YOUR ASSIGNMENT:
Copy every record word for word. Pictures are not part of the copy.

INPUT:
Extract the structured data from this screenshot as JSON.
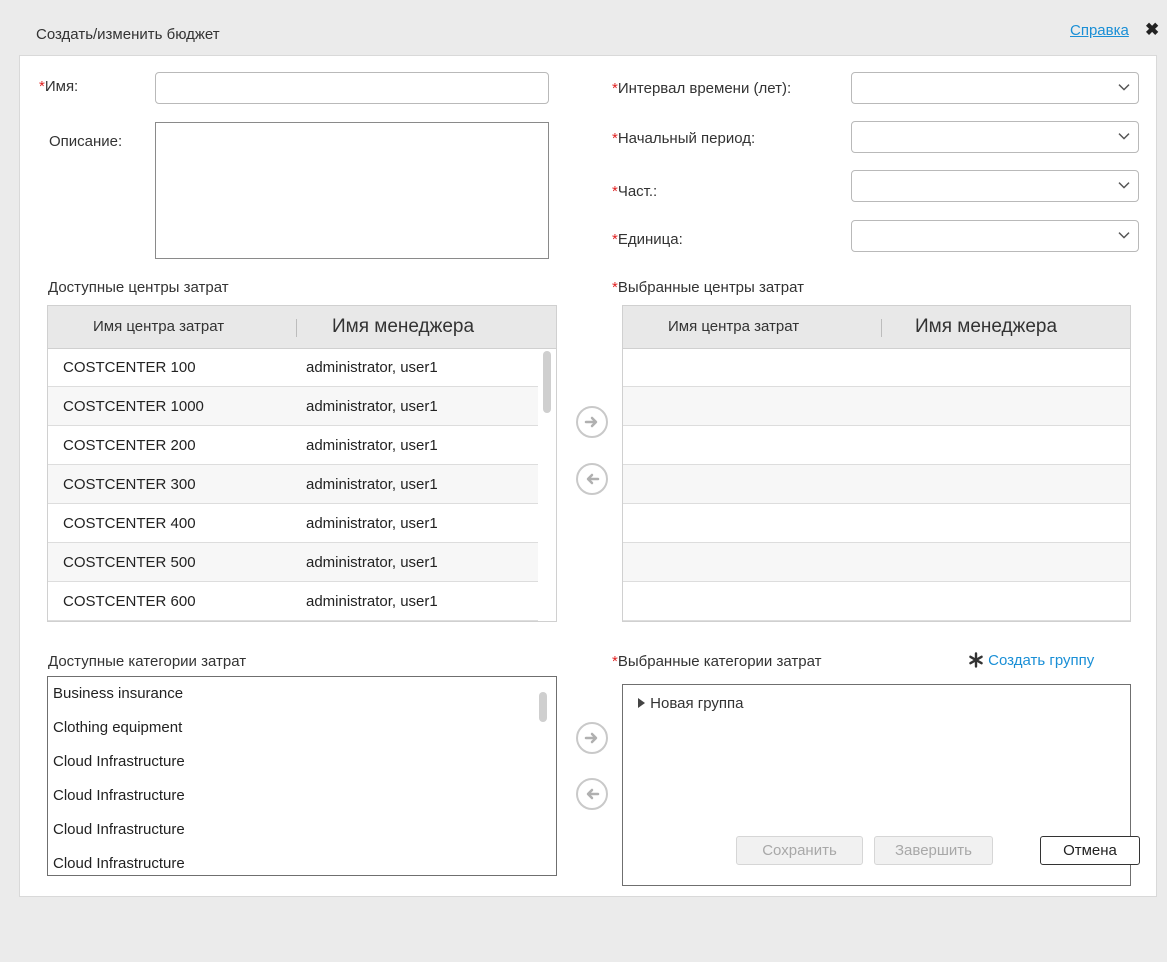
{
  "dialog": {
    "title": "Создать/изменить бюджет",
    "help_link": "Справка",
    "close_symbol": "✖"
  },
  "form": {
    "required_mark": "*",
    "name_label": "Имя:",
    "name_value": "",
    "description_label": "Описание:",
    "description_value": "",
    "time_interval_label": "Интервал времени (лет):",
    "time_interval_value": "",
    "start_period_label": "Начальный период:",
    "start_period_value": "",
    "frequency_label": "Част.:",
    "frequency_value": "",
    "unit_label": "Единица:",
    "unit_value": ""
  },
  "available_cost_centers": {
    "title": "Доступные центры затрат",
    "columns": [
      "Имя центра затрат",
      "Имя менеджера"
    ],
    "rows": [
      {
        "name": "COSTCENTER 100",
        "manager": "administrator, user1"
      },
      {
        "name": "COSTCENTER 1000",
        "manager": "administrator, user1"
      },
      {
        "name": "COSTCENTER 200",
        "manager": "administrator, user1"
      },
      {
        "name": "COSTCENTER 300",
        "manager": "administrator, user1"
      },
      {
        "name": "COSTCENTER 400",
        "manager": "administrator, user1"
      },
      {
        "name": "COSTCENTER 500",
        "manager": "administrator, user1"
      },
      {
        "name": "COSTCENTER 600",
        "manager": "administrator, user1"
      }
    ]
  },
  "selected_cost_centers": {
    "title": "Выбранные центры затрат",
    "columns": [
      "Имя центра затрат",
      "Имя менеджера"
    ],
    "rows": []
  },
  "available_categories": {
    "title": "Доступные категории затрат",
    "items": [
      "Business insurance",
      "Clothing equipment",
      "Cloud Infrastructure",
      "Cloud Infrastructure",
      "Cloud Infrastructure",
      "Cloud Infrastructure"
    ]
  },
  "selected_categories": {
    "title": "Выбранные категории затрат",
    "create_group": "Создать группу",
    "items": [
      "Новая группа"
    ]
  },
  "buttons": {
    "save": "Сохранить",
    "finish": "Завершить",
    "cancel": "Отмена"
  },
  "colors": {
    "link": "#1a8fd6",
    "required": "#e02020",
    "header_bg": "#e8e8e8"
  },
  "icons": {
    "move_right": "arrow-right-circle-icon",
    "move_left": "arrow-left-circle-icon",
    "dropdown": "chevron-down-icon",
    "create_group": "asterisk-icon",
    "tree_expand": "triangle-right-icon",
    "close": "close-icon"
  }
}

SOLUTION FOR THIS EXERCISE:
Extract the structured data from this screenshot as JSON.
{
  "dialog": {
    "title": "Создать/изменить бюджет",
    "help_link": "Справка",
    "close_symbol": "✖"
  },
  "form": {
    "required_mark": "*",
    "name_label": "Имя:",
    "name_value": "",
    "description_label": "Описание:",
    "description_value": "",
    "time_interval_label": "Интервал времени (лет):",
    "time_interval_value": "",
    "start_period_label": "Начальный период:",
    "start_period_value": "",
    "frequency_label": "Част.:",
    "frequency_value": "",
    "unit_label": "Единица:",
    "unit_value": ""
  },
  "available_cost_centers": {
    "title": "Доступные центры затрат",
    "columns": [
      "Имя центра затрат",
      "Имя менеджера"
    ],
    "rows": [
      {
        "name": "COSTCENTER 100",
        "manager": "administrator, user1"
      },
      {
        "name": "COSTCENTER 1000",
        "manager": "administrator, user1"
      },
      {
        "name": "COSTCENTER 200",
        "manager": "administrator, user1"
      },
      {
        "name": "COSTCENTER 300",
        "manager": "administrator, user1"
      },
      {
        "name": "COSTCENTER 400",
        "manager": "administrator, user1"
      },
      {
        "name": "COSTCENTER 500",
        "manager": "administrator, user1"
      },
      {
        "name": "COSTCENTER 600",
        "manager": "administrator, user1"
      }
    ]
  },
  "selected_cost_centers": {
    "title": "Выбранные центры затрат",
    "columns": [
      "Имя центра затрат",
      "Имя менеджера"
    ],
    "rows": []
  },
  "available_categories": {
    "title": "Доступные категории затрат",
    "items": [
      "Business insurance",
      "Clothing equipment",
      "Cloud Infrastructure",
      "Cloud Infrastructure",
      "Cloud Infrastructure",
      "Cloud Infrastructure"
    ]
  },
  "selected_categories": {
    "title": "Выбранные категории затрат",
    "create_group": "Создать группу",
    "items": [
      "Новая группа"
    ]
  },
  "buttons": {
    "save": "Сохранить",
    "finish": "Завершить",
    "cancel": "Отмена"
  },
  "colors": {
    "link": "#1a8fd6",
    "required": "#e02020",
    "header_bg": "#e8e8e8"
  },
  "icons": {
    "move_right": "arrow-right-circle-icon",
    "move_left": "arrow-left-circle-icon",
    "dropdown": "chevron-down-icon",
    "create_group": "asterisk-icon",
    "tree_expand": "triangle-right-icon",
    "close": "close-icon"
  }
}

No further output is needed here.